It’s the final countdown to Christmas and thanks to IFC’s movie marathon all Christmas Eve and Christmas Day, you can revel in classic ’80s films AND find inspiration for your last-minute gifts. Here are our recommendations, if you need a head start:

Musical Instrument

Great analog entertainment substitute when you refuse to give your kid the Nintendo Switch they’ve been drooling over.

Breakfast In Bed

Any significant other or child would appreciate these Uncle Buck-approved flapjacks.
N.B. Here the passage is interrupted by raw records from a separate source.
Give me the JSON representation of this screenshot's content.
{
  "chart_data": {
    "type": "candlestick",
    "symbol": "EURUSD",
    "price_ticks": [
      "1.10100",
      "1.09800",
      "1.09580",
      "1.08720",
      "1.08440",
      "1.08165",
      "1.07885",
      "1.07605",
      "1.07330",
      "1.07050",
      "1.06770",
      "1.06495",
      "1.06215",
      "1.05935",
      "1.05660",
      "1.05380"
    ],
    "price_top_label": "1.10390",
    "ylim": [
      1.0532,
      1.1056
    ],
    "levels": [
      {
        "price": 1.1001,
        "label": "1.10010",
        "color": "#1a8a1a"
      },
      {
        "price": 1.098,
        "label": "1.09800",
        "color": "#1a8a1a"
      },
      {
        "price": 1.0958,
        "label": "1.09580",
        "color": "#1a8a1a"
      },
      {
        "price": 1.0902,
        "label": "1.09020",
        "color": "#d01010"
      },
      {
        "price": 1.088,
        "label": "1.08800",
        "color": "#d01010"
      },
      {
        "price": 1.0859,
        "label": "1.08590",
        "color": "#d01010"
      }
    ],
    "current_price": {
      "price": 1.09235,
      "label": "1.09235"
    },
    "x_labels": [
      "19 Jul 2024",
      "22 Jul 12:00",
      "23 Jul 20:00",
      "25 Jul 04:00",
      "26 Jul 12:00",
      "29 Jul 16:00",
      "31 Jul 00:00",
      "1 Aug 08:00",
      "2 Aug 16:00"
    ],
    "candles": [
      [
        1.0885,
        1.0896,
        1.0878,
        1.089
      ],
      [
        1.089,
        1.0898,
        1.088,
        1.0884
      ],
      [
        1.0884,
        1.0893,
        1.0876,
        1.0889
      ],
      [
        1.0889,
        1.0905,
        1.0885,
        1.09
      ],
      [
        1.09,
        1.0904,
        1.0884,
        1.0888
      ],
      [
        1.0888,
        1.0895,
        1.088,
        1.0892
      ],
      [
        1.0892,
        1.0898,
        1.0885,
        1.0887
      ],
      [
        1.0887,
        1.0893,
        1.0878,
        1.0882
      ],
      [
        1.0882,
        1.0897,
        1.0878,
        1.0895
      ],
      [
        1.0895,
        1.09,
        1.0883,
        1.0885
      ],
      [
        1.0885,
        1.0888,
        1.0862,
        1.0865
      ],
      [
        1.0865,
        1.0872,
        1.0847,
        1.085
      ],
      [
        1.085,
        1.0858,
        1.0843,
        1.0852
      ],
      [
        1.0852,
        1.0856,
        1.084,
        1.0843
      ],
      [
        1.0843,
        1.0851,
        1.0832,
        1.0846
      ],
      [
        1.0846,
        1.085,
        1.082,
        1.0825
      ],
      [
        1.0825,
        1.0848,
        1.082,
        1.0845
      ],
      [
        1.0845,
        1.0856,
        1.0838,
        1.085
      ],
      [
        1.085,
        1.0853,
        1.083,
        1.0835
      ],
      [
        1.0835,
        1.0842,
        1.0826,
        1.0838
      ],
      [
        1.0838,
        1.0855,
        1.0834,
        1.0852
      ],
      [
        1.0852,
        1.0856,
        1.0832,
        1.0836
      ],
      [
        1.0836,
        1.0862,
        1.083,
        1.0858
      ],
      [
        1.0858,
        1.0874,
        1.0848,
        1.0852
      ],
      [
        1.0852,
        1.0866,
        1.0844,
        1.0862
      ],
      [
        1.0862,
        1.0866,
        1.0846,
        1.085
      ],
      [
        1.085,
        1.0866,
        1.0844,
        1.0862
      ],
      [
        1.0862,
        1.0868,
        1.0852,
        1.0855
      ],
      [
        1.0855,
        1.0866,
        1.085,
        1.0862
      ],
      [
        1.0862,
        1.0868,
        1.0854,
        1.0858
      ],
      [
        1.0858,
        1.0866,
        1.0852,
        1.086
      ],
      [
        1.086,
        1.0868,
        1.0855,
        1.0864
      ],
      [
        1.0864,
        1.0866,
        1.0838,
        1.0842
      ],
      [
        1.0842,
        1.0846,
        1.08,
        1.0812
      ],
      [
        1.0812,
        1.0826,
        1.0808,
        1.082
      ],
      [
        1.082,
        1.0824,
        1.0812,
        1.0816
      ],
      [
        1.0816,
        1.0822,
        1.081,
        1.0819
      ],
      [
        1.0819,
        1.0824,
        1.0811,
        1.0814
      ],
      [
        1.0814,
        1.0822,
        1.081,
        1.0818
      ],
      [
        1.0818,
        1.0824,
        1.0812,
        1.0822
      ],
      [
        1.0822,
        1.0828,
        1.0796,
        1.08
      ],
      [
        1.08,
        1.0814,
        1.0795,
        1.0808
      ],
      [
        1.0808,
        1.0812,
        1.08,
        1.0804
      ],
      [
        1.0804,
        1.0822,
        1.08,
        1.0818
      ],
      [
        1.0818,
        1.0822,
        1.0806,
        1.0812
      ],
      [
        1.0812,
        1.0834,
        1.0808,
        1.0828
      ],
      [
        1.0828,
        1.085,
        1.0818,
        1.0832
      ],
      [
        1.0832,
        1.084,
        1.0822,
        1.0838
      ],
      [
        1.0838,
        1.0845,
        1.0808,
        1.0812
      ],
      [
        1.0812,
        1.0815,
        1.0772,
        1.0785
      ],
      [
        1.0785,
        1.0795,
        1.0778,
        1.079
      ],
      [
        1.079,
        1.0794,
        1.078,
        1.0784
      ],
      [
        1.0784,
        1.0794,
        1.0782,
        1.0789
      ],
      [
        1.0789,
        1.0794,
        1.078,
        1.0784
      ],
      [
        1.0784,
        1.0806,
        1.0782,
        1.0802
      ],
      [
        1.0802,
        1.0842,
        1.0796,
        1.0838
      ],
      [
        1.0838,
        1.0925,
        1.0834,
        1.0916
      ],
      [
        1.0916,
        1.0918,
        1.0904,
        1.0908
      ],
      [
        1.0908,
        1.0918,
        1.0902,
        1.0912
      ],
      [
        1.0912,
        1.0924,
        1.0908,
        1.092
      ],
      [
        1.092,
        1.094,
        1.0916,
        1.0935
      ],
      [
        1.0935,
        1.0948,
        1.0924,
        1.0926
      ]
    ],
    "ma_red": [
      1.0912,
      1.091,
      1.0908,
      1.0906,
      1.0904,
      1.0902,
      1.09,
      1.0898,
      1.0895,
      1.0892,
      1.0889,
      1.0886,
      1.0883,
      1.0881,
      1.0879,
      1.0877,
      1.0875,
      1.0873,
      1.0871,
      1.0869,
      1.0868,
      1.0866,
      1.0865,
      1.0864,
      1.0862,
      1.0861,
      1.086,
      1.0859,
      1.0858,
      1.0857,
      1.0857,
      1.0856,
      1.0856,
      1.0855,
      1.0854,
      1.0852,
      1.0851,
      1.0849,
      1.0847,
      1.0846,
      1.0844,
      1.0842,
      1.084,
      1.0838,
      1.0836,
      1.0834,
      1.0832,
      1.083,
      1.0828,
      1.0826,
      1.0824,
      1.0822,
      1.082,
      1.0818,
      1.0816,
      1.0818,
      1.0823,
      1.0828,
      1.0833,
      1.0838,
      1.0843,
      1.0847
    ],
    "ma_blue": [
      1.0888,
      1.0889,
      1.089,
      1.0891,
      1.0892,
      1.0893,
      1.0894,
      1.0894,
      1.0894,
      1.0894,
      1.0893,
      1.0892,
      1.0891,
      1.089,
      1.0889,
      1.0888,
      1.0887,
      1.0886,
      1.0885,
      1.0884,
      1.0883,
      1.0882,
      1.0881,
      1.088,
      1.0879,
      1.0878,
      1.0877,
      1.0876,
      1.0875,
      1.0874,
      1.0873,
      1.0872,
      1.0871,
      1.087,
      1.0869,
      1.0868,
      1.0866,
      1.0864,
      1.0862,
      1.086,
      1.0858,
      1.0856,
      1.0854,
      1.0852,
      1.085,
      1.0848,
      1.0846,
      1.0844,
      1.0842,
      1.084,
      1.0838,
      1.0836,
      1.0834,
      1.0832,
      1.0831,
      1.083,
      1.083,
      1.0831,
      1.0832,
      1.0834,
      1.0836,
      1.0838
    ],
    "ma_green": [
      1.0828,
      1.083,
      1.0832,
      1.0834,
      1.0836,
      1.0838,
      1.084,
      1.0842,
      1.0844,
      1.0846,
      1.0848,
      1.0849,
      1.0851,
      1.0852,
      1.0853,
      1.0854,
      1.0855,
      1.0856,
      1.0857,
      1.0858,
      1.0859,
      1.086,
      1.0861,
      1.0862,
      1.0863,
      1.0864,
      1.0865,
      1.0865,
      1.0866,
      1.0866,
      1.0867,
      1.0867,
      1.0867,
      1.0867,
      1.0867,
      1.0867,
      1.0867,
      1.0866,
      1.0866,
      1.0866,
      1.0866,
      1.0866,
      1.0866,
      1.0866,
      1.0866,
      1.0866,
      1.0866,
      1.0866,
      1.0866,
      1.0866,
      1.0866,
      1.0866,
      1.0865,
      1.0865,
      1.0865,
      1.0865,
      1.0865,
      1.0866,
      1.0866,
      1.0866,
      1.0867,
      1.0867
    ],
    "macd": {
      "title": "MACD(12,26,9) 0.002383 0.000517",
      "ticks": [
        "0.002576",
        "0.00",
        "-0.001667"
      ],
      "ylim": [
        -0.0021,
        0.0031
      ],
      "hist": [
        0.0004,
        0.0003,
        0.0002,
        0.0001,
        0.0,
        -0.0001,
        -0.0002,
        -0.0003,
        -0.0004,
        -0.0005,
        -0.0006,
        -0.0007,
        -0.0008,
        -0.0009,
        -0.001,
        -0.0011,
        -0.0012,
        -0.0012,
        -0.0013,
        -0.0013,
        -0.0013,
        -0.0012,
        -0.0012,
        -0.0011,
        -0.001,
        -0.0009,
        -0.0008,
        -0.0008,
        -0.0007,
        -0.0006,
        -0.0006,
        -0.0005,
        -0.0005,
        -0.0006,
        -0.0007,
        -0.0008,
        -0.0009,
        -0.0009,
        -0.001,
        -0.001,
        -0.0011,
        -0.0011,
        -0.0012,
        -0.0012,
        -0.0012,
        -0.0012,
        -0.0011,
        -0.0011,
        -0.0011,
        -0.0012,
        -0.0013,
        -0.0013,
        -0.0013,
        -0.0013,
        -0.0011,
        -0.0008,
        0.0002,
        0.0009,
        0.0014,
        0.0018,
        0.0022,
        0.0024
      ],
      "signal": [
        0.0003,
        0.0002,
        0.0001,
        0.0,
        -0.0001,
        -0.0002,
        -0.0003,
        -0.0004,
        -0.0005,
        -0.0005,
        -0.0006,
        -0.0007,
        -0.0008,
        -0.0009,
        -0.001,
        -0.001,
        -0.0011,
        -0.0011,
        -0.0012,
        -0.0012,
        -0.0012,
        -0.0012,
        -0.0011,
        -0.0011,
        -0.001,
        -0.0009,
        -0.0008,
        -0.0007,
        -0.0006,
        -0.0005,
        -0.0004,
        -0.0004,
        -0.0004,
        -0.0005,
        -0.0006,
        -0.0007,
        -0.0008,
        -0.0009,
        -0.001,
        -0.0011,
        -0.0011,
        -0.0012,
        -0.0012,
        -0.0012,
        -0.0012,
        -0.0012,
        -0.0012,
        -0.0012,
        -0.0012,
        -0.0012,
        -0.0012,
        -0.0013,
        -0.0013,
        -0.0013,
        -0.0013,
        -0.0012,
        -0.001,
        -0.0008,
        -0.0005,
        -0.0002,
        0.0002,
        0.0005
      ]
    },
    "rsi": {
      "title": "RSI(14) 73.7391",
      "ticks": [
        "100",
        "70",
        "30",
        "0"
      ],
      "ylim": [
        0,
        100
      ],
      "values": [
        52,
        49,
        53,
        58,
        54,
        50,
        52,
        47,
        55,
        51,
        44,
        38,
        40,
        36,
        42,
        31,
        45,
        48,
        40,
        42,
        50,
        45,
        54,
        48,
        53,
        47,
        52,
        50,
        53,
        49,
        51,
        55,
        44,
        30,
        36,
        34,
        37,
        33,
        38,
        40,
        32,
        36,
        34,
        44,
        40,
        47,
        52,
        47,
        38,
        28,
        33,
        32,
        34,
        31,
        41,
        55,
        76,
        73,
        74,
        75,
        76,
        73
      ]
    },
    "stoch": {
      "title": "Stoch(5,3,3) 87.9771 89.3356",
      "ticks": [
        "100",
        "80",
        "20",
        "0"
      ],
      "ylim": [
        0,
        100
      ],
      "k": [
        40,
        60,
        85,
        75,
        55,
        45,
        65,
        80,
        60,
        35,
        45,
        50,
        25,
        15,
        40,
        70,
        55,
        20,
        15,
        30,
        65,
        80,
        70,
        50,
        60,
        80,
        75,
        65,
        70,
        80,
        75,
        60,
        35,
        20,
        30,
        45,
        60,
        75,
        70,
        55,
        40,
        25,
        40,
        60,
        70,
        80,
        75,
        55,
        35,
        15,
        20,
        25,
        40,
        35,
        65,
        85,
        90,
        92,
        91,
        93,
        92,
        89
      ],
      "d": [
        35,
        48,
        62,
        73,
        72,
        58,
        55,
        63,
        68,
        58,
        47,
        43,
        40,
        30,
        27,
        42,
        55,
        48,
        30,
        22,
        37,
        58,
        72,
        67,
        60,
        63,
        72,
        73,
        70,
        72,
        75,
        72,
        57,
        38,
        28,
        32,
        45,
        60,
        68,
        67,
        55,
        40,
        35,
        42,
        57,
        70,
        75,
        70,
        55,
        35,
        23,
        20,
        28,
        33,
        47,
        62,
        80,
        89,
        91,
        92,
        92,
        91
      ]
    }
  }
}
Just make sure you’re not stuck on clean up duty.

Cocktail Supplies

You’ll need them to get through the holidays.

Dance Lessons

So you can learn to shake-shake-shake (unless you know ghosts willing to lend a hand).

Comfy Clothes

With all the holiday meals, there may be some…embigenning.



Get even more great inspiration all Christmas Eve and Day on IFC, and remember…